# Records for the task
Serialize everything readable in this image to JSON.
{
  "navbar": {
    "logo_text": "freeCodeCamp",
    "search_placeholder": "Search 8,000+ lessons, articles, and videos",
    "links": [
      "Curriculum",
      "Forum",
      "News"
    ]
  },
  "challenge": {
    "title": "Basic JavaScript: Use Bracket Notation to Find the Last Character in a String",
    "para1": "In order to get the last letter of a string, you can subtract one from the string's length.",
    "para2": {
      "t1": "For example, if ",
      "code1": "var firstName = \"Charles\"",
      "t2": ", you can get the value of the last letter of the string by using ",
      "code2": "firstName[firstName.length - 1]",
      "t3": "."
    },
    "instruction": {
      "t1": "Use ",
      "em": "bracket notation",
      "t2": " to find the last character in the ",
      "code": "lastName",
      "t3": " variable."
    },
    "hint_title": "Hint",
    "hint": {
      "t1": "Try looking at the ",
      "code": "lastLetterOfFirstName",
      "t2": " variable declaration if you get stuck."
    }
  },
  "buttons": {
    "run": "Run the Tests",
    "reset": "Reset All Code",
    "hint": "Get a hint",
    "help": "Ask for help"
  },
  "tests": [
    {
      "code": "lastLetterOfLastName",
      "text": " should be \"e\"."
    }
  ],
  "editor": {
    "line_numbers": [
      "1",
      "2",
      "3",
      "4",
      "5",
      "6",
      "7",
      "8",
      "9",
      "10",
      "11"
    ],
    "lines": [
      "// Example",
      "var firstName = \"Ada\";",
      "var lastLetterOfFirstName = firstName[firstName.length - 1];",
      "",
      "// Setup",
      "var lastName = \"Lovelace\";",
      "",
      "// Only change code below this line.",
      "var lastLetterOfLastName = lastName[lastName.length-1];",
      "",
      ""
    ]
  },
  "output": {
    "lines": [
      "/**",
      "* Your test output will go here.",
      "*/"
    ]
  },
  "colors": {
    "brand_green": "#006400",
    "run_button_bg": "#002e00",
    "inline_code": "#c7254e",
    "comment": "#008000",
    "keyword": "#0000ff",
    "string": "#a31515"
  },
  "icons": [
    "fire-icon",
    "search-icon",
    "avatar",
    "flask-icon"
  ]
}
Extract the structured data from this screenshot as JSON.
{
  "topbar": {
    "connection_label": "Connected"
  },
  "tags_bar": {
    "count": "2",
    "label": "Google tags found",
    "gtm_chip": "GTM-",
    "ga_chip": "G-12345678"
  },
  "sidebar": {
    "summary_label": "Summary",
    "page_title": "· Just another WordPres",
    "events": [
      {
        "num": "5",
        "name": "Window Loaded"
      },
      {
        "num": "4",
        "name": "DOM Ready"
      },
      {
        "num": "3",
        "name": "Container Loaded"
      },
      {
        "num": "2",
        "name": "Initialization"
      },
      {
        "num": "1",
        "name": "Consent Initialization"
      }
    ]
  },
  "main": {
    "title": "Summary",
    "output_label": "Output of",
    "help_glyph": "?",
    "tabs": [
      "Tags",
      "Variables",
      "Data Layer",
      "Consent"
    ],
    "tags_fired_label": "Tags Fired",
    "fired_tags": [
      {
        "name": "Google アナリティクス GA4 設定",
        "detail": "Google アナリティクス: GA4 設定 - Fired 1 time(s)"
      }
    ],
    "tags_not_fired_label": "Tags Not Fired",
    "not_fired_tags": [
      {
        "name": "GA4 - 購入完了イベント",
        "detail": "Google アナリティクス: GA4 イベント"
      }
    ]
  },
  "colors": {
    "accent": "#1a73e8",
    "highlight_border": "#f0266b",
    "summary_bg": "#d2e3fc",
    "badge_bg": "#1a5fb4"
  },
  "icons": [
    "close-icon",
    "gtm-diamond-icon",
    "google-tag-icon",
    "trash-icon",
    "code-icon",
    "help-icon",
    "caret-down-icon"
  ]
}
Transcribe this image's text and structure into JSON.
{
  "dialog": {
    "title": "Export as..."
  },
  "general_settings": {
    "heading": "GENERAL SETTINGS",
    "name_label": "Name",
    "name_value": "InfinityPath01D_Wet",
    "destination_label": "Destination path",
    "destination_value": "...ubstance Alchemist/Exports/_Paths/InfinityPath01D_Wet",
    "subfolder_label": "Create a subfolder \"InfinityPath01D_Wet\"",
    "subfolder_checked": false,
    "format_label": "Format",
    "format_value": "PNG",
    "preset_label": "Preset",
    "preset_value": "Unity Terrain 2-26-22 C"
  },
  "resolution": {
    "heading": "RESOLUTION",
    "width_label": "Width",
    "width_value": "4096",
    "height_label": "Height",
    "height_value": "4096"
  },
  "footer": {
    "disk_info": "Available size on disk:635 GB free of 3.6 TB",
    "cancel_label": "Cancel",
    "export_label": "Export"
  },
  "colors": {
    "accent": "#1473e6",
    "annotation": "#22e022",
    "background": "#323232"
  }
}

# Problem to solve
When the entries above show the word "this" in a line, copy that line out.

# Response to the exercise
Serialize everything readable in this image to JSON.
      "// Only change code below this line.",
Extract the structured data from this screenshot as JSON.
Transcribe this image's text and structure into JSON.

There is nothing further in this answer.